- _Task to complete_
Select from the records below every line that has the word "Amazon" in it.

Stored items

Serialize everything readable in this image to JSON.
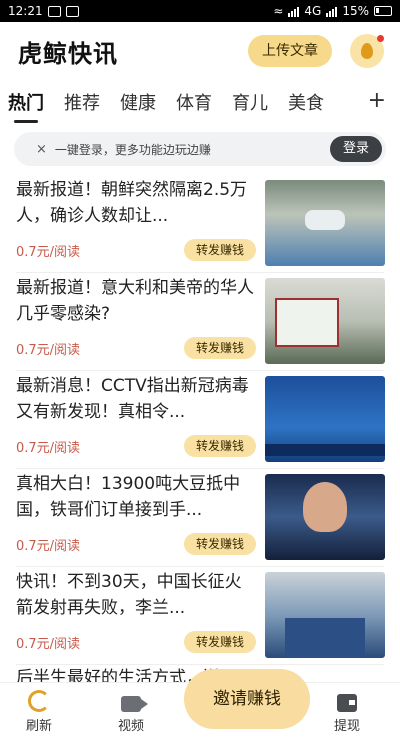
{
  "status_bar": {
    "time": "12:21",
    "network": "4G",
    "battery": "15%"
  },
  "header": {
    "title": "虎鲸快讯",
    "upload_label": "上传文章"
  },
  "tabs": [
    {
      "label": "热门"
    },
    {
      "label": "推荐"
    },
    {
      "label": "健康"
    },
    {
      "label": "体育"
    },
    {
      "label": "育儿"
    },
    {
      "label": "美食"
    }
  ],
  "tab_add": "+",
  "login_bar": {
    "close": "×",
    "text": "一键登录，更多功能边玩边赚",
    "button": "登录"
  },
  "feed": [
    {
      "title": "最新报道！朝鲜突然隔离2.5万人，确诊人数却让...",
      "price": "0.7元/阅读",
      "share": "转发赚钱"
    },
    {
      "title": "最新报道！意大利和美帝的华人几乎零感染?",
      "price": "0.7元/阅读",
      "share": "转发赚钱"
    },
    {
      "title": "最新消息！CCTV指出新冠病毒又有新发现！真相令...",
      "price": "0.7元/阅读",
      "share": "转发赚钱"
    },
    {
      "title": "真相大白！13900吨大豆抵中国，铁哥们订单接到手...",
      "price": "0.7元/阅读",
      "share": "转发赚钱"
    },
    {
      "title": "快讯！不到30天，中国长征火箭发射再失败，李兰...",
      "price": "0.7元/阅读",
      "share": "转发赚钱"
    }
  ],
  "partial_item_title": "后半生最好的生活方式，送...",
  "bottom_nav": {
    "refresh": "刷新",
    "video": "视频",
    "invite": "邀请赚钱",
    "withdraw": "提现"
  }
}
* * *
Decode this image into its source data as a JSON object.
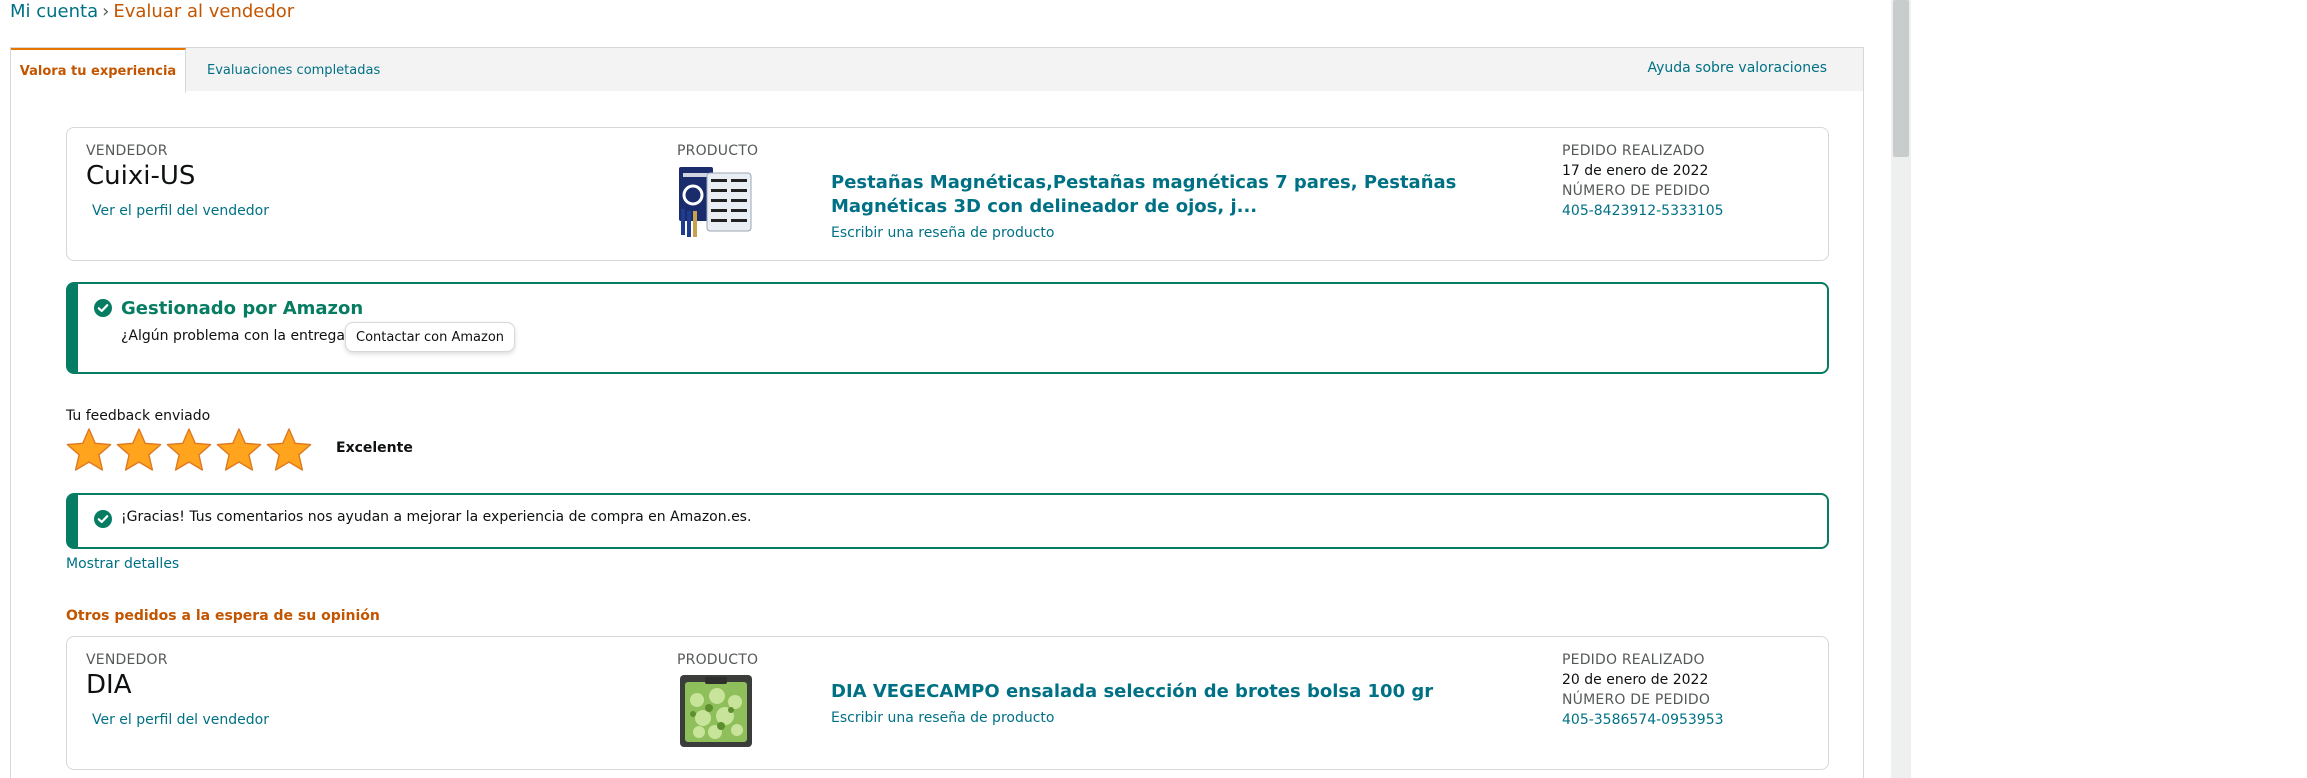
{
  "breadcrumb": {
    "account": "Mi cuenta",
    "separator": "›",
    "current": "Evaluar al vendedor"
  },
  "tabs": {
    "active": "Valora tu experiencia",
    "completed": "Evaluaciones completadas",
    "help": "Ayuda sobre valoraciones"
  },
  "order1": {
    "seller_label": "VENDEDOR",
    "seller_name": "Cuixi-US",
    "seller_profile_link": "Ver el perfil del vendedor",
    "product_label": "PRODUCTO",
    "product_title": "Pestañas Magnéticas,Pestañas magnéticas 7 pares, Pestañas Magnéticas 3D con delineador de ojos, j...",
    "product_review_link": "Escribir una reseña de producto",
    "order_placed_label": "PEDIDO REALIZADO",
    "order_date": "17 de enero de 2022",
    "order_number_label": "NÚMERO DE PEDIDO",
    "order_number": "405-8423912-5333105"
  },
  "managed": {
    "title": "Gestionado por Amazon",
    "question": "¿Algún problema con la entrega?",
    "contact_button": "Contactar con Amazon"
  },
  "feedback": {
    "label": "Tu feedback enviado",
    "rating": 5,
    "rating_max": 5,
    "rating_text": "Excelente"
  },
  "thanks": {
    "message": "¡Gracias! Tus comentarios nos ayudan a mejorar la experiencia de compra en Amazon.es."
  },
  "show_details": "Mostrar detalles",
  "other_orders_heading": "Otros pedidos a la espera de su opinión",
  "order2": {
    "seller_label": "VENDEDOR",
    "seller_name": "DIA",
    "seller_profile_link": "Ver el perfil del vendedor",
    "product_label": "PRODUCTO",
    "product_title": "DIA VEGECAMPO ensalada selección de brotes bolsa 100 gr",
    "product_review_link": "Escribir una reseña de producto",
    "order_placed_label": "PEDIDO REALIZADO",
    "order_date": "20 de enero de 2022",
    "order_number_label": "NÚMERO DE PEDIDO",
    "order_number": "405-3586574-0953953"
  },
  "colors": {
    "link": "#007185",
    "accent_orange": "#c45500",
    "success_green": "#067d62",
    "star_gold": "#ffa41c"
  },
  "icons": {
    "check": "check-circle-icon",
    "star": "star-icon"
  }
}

- _Response box_
    "title": "Gestionado por Amazon",
    "contact_button": "Contactar con Amazon"
    "message": "¡Gracias! Tus comentarios nos ayudan a mejorar la experiencia de compra en Amazon.es."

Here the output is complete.